After gaining 43 yards on a fake punt to give the Irish first-and-goal, Thomas zoomed left and plowed Penn State's Justin King, dislodging the cornerback's helmet on his way to the end zone. Thomas, who grew up near Pittsburgh in Washington, Pa., and had dissed his state school the night before at Notre Dame's pep rally, called the game and the hit "personal."
"I just wanted to let him know that I'm from Pittsburgh, too," he said.
Needless to say, Notre Dame's commitment to smashmouth ball sits well with Thomas, whose freakish offseason conditioning has spilled over to others this spring.
"He's such a fine-tuned athlete, everything he does is at full speed," running backs coach Michael Haywood said. "Now all the other guys are picking it up to compete with him. We have a lot more physical, downhill runs than we've had in the past. You have to do what your players can do."
"You need a guy with some experience, a guy with that swagger, a guy that knows what he's doing, that doesn't question himself, that can point things out to the younger guys. That's important, and Travis fills that role."
-- Notre Dame's center John Sullivan
Thomas rushed for 248 yards and five touchdowns as Walker's backup in 2005, but after the season, speculation surfaced regarding a position switch. There was no need for Weis' "best 11 players on the field" speech; Thomas, despite less-than-ideal size (6-foot, 210 pounds), willingly moved to linebacker.
In high school, he had played strong safety and outside linebacker in addition to running back. And aside from his junior year, when Washington High staged weekly blowouts on its way to an undefeated Class AA state championship, Thomas was always on the field.
"We didn't have the numbers like a lot of bigger schools where people play one side of the ball," Thomas said. "So we had to get used to playing everything. That was just something I carried over."
Thomas' versatility remains a weapon on special teams, the area he represented as a captain last year, but his head and heart rest firmly with the offense.
"I'm used to seeing him back there, so it's a good thing," Sullivan said. "You need a guy with some experience, a guy with that swagger, a guy that knows what he's doing, that doesn't question himself, that can point things out to the younger guys.
"That's important, and Travis fills that role."
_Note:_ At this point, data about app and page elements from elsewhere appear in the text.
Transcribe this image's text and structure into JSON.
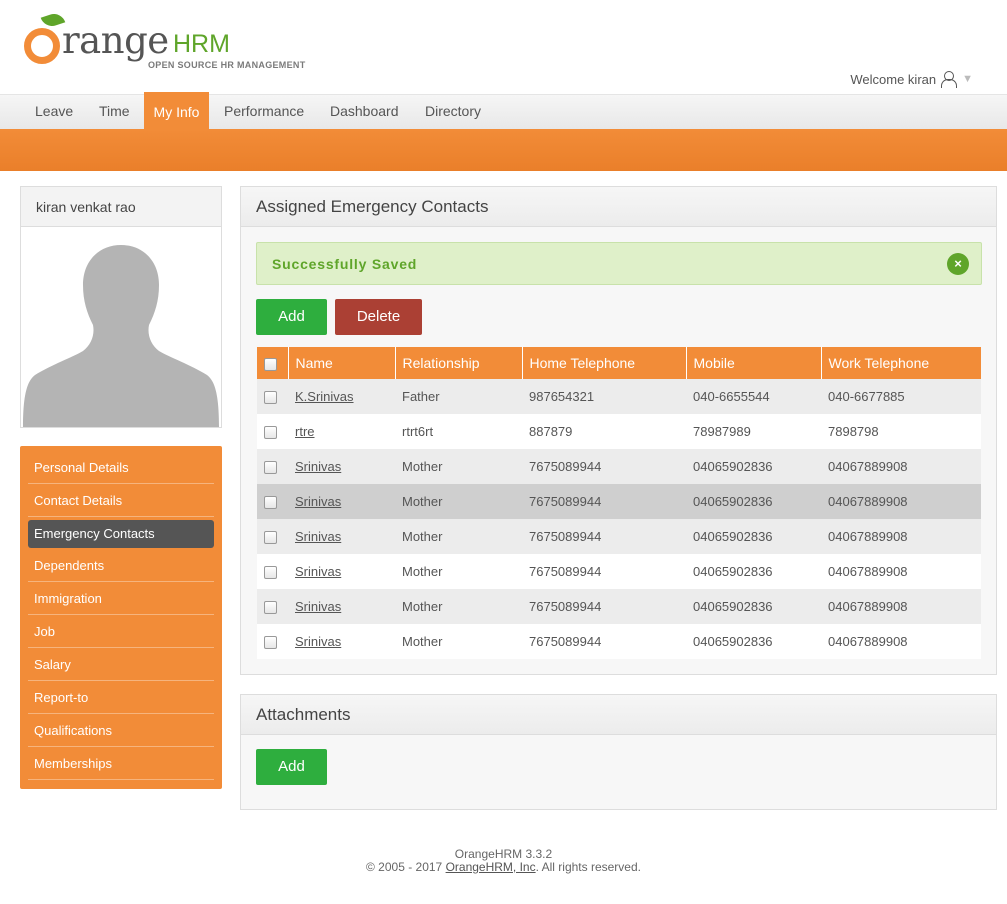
{
  "header": {
    "logo": {
      "word": "range",
      "hrm": "HRM",
      "tagline": "OPEN SOURCE HR MANAGEMENT"
    },
    "welcome": "Welcome kiran"
  },
  "menu": {
    "items": [
      {
        "label": "Leave"
      },
      {
        "label": "Time"
      },
      {
        "label": "My Info",
        "active": true
      },
      {
        "label": "Performance"
      },
      {
        "label": "Dashboard"
      },
      {
        "label": "Directory"
      }
    ]
  },
  "profile": {
    "name": "kiran venkat rao"
  },
  "sidebar": {
    "items": [
      {
        "label": "Personal Details"
      },
      {
        "label": "Contact Details"
      },
      {
        "label": "Emergency Contacts",
        "active": true
      },
      {
        "label": "Dependents"
      },
      {
        "label": "Immigration"
      },
      {
        "label": "Job"
      },
      {
        "label": "Salary"
      },
      {
        "label": "Report-to"
      },
      {
        "label": "Qualifications"
      },
      {
        "label": "Memberships"
      }
    ]
  },
  "contacts": {
    "title": "Assigned Emergency Contacts",
    "message": "Successfully Saved",
    "close_glyph": "×",
    "add_label": "Add",
    "delete_label": "Delete",
    "columns": [
      "Name",
      "Relationship",
      "Home Telephone",
      "Mobile",
      "Work Telephone"
    ],
    "rows": [
      {
        "name": "K.Srinivas",
        "relationship": "Father",
        "home": "987654321",
        "mobile": "040-6655544",
        "work": "040-6677885"
      },
      {
        "name": "rtre",
        "relationship": "rtrt6rt",
        "home": "887879",
        "mobile": "78987989",
        "work": "7898798"
      },
      {
        "name": "Srinivas",
        "relationship": "Mother",
        "home": "7675089944",
        "mobile": "04065902836",
        "work": "04067889908"
      },
      {
        "name": "Srinivas",
        "relationship": "Mother",
        "home": "7675089944",
        "mobile": "04065902836",
        "work": "04067889908"
      },
      {
        "name": "Srinivas",
        "relationship": "Mother",
        "home": "7675089944",
        "mobile": "04065902836",
        "work": "04067889908"
      },
      {
        "name": "Srinivas",
        "relationship": "Mother",
        "home": "7675089944",
        "mobile": "04065902836",
        "work": "04067889908"
      },
      {
        "name": "Srinivas",
        "relationship": "Mother",
        "home": "7675089944",
        "mobile": "04065902836",
        "work": "04067889908"
      },
      {
        "name": "Srinivas",
        "relationship": "Mother",
        "home": "7675089944",
        "mobile": "04065902836",
        "work": "04067889908"
      }
    ]
  },
  "attachments": {
    "title": "Attachments",
    "add_label": "Add"
  },
  "footer": {
    "version": "OrangeHRM 3.3.2",
    "copyright_prefix": "© 2005 - 2017 ",
    "company_link": "OrangeHRM, Inc",
    "copyright_suffix": ". All rights reserved."
  },
  "colors": {
    "brand_orange": "#f28c38",
    "brand_green": "#5fa52a",
    "button_green": "#2eae3e",
    "button_red": "#ab4034"
  }
}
Will Thomas finally take center stage this fall?
"Travis is a great talent, so we'll see," Sullivan said, smiling. "Time will tell."
Adam Rittenberg covers college football for the Arlington Heights (Ill.) Daily Herald.